The journalist and Christian apologist G.K. Chesterton had something to say about a similar trend, though he was writing in the 1920s. Apparently, there was a post-World-War-I fad in England of hiring a band to play at the larger restaurants. In a column entitled “On Pleasure-seeking” he said “The fashion of having very loud music during meals in restaurants and hotels seems to me a perfect example of this chaotic attempt to have everything at once and do everything at once.” The phrase “multitasking” had not been invented yet, but that is exactly what Chesterton is talking about.
Restaurant owners don’t spend money without a reason, and there must be some felt or perceived need on the part of their customers, that the restaurateurs are satisfying by putting up TVs everywhere. One food blog I read on the topic commented that it’s mainly the younger people who are driving this trend, but most of the younger people I see in Luby’s are there by compulsion, not choice, taking their mothers out on Mother’s Day or some such thing. Maybe the TVs showed up because of a command from the Luby’s headquarters in Houston inspired by fear that if Luby’s doesn’t follow the trend, they’ll be left behind and eventually shunned like a restaurant would be today if it refused to install electric lights.
Or maybe it’s just a much later stage in the casualization of public culture that has been going on ever since the 1960s. I have a confession to make. I may be part of the generation that caused the problem.
The first TV my family ever owned was a big, heavy RCA unit that was deeper than it was wide or tall. It sat in the living room where my dad planted it when he brought it home, and it stayed put until the day its picture tube died, which back then was like having the transmission go out on your car — time for a new one.
The new TV, which was much slimmer, came with a gold-plated steel cart on wheels and its own rabbit ears, which meant it wasn’t tied to the place where the antenna wires came through the wall from the roof. And one of the first things my father did with it was to roll it into the kitchen so we could watch TV at mealtimes, possibly even suppertime. That was in 1962.

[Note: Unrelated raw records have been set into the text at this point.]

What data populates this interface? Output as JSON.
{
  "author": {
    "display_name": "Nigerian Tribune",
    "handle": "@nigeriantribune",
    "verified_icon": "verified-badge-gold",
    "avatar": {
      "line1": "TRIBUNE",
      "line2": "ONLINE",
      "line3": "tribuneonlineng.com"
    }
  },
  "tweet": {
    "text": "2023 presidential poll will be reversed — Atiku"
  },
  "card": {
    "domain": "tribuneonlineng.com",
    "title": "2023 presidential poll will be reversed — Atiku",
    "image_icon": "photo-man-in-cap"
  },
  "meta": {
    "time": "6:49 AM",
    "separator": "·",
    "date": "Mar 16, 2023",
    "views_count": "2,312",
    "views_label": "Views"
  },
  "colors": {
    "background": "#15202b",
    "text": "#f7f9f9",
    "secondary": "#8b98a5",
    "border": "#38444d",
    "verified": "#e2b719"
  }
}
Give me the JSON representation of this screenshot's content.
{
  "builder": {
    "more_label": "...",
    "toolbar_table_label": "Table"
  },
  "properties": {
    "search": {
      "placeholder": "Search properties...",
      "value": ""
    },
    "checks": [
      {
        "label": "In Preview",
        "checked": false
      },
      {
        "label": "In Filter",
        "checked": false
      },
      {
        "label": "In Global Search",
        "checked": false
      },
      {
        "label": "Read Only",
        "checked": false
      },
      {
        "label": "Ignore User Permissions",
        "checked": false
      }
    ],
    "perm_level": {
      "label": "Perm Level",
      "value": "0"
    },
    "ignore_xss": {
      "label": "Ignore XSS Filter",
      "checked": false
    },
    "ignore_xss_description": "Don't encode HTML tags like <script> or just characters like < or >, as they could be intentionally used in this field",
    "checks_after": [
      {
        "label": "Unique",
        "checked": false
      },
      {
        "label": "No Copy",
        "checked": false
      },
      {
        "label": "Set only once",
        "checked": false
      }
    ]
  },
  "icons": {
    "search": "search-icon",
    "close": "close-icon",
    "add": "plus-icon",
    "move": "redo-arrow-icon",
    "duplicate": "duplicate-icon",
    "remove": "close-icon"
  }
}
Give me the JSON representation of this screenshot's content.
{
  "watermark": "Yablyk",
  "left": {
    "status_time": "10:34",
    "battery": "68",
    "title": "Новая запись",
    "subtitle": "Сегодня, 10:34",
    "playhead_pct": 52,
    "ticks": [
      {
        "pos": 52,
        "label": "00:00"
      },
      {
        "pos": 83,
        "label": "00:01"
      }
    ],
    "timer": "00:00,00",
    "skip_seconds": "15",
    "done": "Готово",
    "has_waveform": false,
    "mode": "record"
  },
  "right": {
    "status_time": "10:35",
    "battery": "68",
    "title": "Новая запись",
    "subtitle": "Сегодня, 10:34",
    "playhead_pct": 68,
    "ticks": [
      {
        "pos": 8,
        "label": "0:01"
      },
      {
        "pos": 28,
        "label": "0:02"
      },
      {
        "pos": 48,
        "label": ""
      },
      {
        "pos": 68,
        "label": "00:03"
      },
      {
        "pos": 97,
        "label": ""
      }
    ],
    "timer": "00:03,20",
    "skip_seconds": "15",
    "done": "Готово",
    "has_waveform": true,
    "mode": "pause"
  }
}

Half a century later, everybody dresses like they’ve just gotten out of bed, and they go out to eat and watch TV while they eat, just like they do at home. As ethical matters go, this is definitely small beer, but if this trend continues, it will do its part to further erode the dying art of conversation in congenial settings.
Karl D. Stephan is a professor of electrical engineering at Texas State University in San Marcos, Texas. This article has been republished, with permission, from his blog, Engineering Ethics.